MacDougall, Jim | Bowing Down Home
Jim MacDougall was one of the founders of the Prince County Fiddlers. By 2006, most of the other founders were gone from the scene, and Jim was in effect serving as unofficial leader by example. He has something of a dual musical personality. Essentially, he plays Cape Breton tunes in a quasi-Cape Breton style, and old Prince County tunes – such as Farmer’s Reel, Growling Old Man, Ottawa Valley Reel, and Twin Sisters – in classic West Prince Style.
MacDougall grew up in a musical family in Grand River. His father Edward MacDougall played fiddle, and it was at their house that many of the community house parties took place. As a youngster, Jim used to station himself as close as he could get to the music at house parties and parish picnics, because he found listening to well-played fiddle music so pleasurable.
For outdoor dances, people around Grand River used to build platforms known as dancing booths (east of Charlottetown these structures were called dancing saloons). When Jim’s family held a wedding or wedding shower at their home, they borrowed a dancing booth from the church. During Jim’s youth the fiddler most in demand for playing at local weddings was Elmer Robinson.
Like many other Island players of his generation, Jim had to “sneak” his father’s fiddle in order to get hold of an instrument long enough to get started. He played his first dance at age 16, when locals in need of a fiddler came by in a horse and sleigh in the middle of the night and got him hauled out of bed.
At age 74, MacDougall still found fiddling and fiddle tunes new and fresh; he expects that attitude to persist as long as he does.

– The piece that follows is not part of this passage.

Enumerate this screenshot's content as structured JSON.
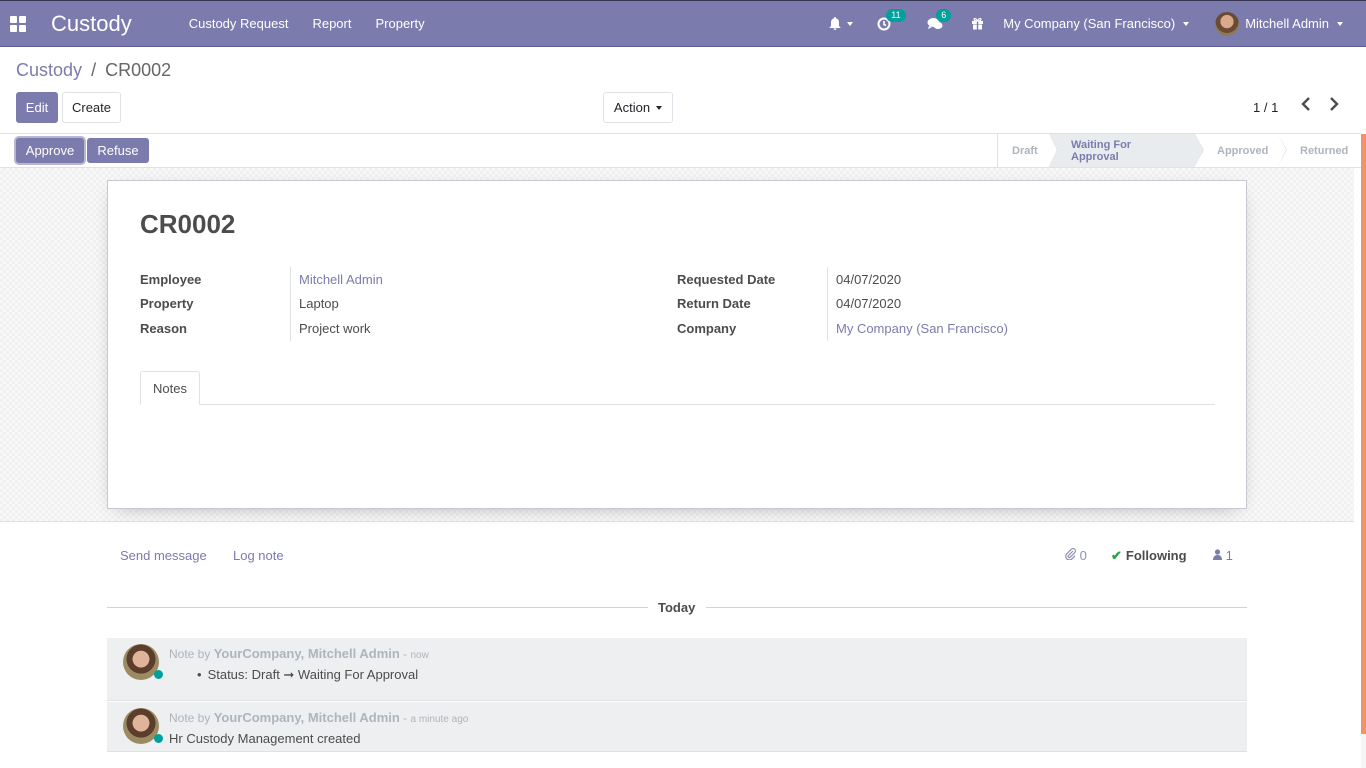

Of special note: On the jig medley beginning with Spin ‘n’ Glow, MacDougall is joined by fiddlers Jackie Biggar, Patsy Bolger, and Leith Thompson.